MINNEAPOLIS / ST. PAUL--The University of Minnesota has received $10.8 million from the National Science Foundation (NSF) for a multi-institution initiative to sequence the genome of a model legume known by its scientific name, Medicago truncatula (the barrel medic). Medicago truncatula is the third plant genome to be sequenced; only Arabidopsis--a plant widely studied as a model green plant--and rice have been sequenced to date. Medicago was given such high priority because it provides an excellent experimental system to study agriculturally important legumes like soybeans, mung beans, chickpeas, cowpeas, and lentils, crops that constitute the major source of protein for people throughout the developing world. Alfalfa is also a legume and is a major source of protein for foraging cattle and a close relative of Medicago truncatula.
Nevin Young, a professor with a joint appointment in the departments of plant pathology and plant biology in the university's College of Agricultural, Food and Environmental Sciences, will lead the work, which is part of NSF's plant genome research program.

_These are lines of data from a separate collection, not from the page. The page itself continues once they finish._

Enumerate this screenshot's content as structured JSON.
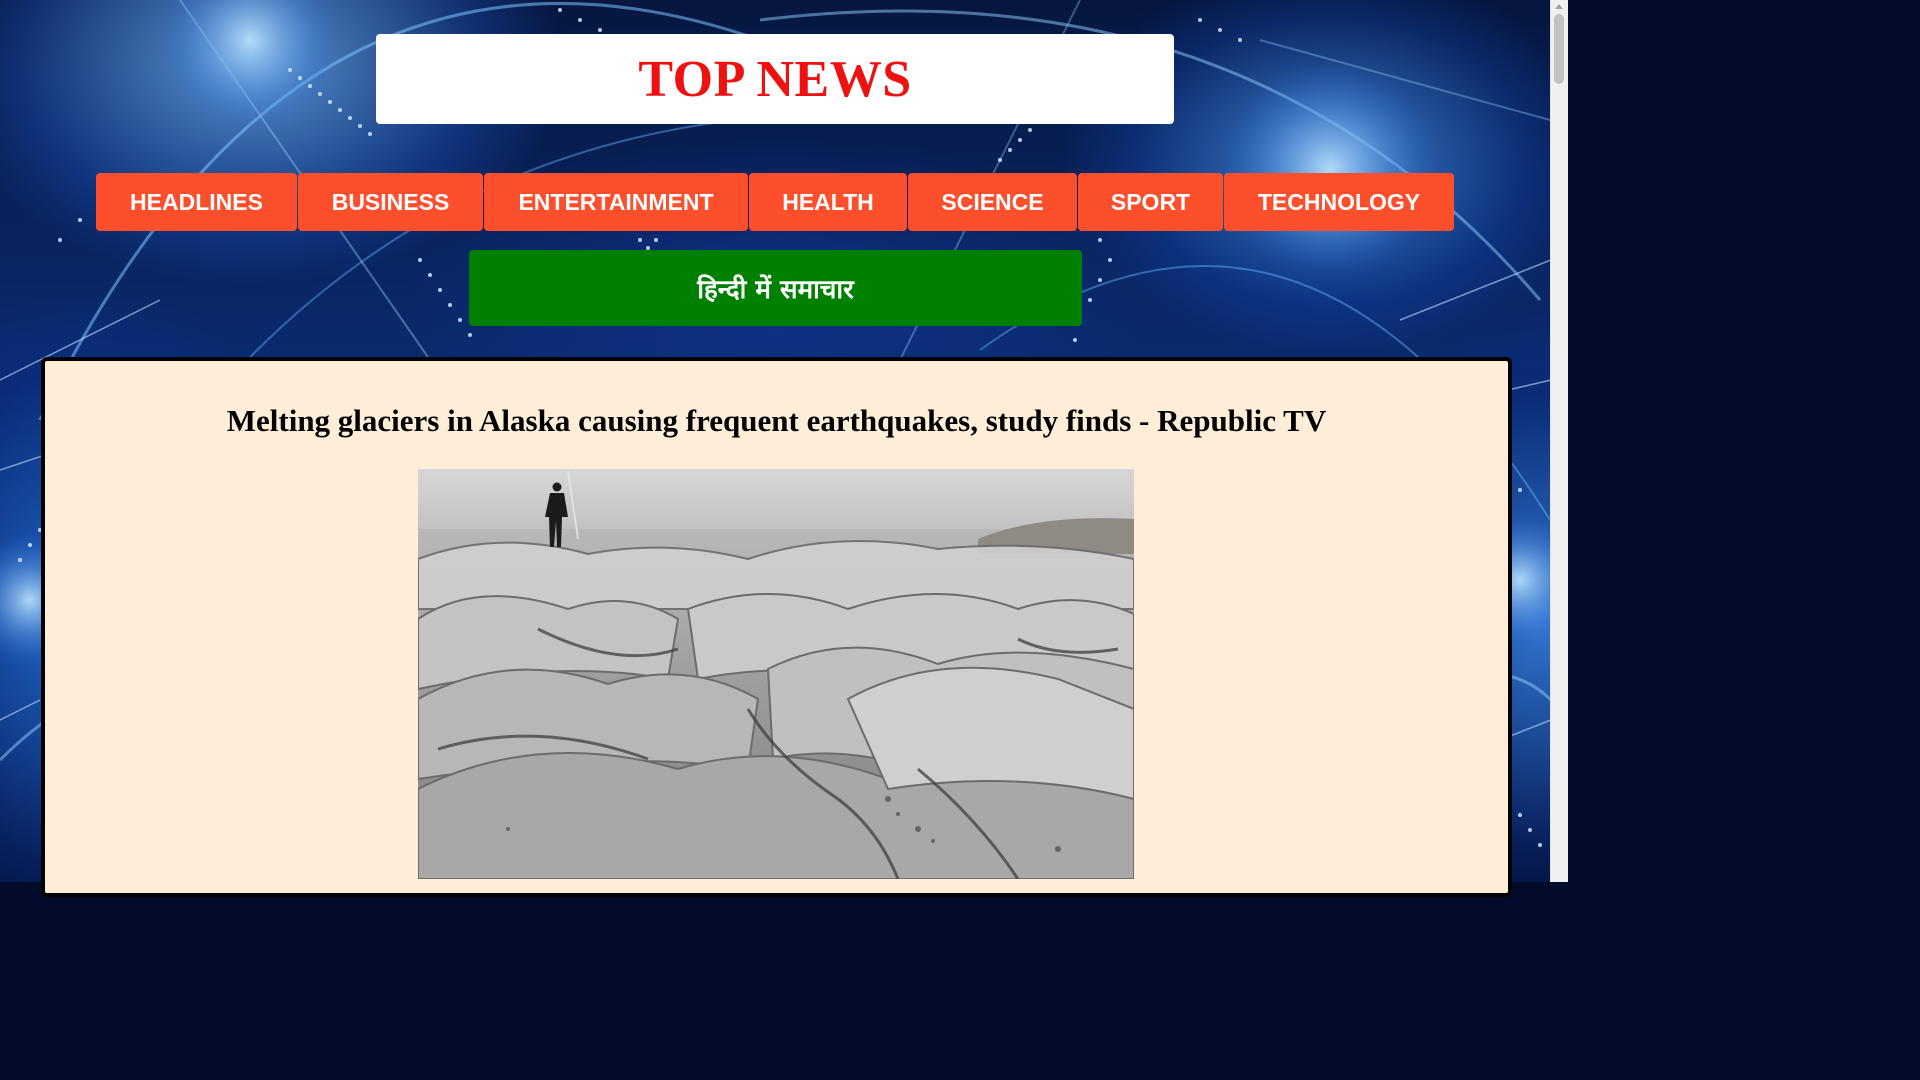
{
  "header": {
    "title": "TOP NEWS",
    "title_color": "#ee1111"
  },
  "nav": {
    "items": [
      {
        "label": "HEADLINES"
      },
      {
        "label": "BUSINESS"
      },
      {
        "label": "ENTERTAINMENT"
      },
      {
        "label": "HEALTH"
      },
      {
        "label": "SCIENCE"
      },
      {
        "label": "SPORT"
      },
      {
        "label": "TECHNOLOGY"
      }
    ],
    "button_color": "#fe4f2c"
  },
  "hindi_button": {
    "label": "हिन्दी में समाचार",
    "color": "#008000"
  },
  "article": {
    "headline": "Melting glaciers in Alaska causing frequent earthquakes, study finds - Republic TV",
    "card_color": "#feeed7",
    "image_icon": "glacier-photo"
  },
  "background": {
    "icon": "digital-globe-background"
  }
}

Legumes acquire their high protein content by virtue of their ability to produce their own fertilizer through a process known as nitrogen fixation. Legumes also produce many novel compounds with health-promoting properties, such as anti-cancer activity.
"Legumes are responsible for a majority of the biologically generated nitrogen in the world, especially in agriculture," said Young. That is, before the expensive, energy-intensive process of commercial fertilizer production was invented, agriculture worldwide depended on legumes to supply the nitrogen needed to make protein. Legumes perform this feat with the help of bacteria that infect their roots and form specialized structures called nodules. Within nodules, nitrogen gas from the air is converted into a form that living organisms can use to make amino acids and proteins.
The special compounds lePage: 1 2 3 Related biology news :1
Contact: Deane Morrison
University of Minnesota
. Indiana University, EPA to study airborne PCBs2
. University of Alberta researcher looks for clues to mysterious disease3
. Northeastern University receives $12.4 million NSF grant for creation of nanomanufacturing institute4
. Washington University in St. Louis leads group studying aging process5
. Tufts University establishes $4 million dollar tissue engineering resource center6
. Case for IBD combination therapy comes from research at Baylor, MIT and Hebrew University7
. As informatics grows, Indiana University helps set research agenda8
. University of Arizona licenses patent for natural fungicide9
. Washington University in St. Louis plays key role in sequencing moss genome10
. University of Pittsburgh receives $10 million grant for head and neck cancer11
. Clemson University spin-off uses corn to make plastics, provide cleaner air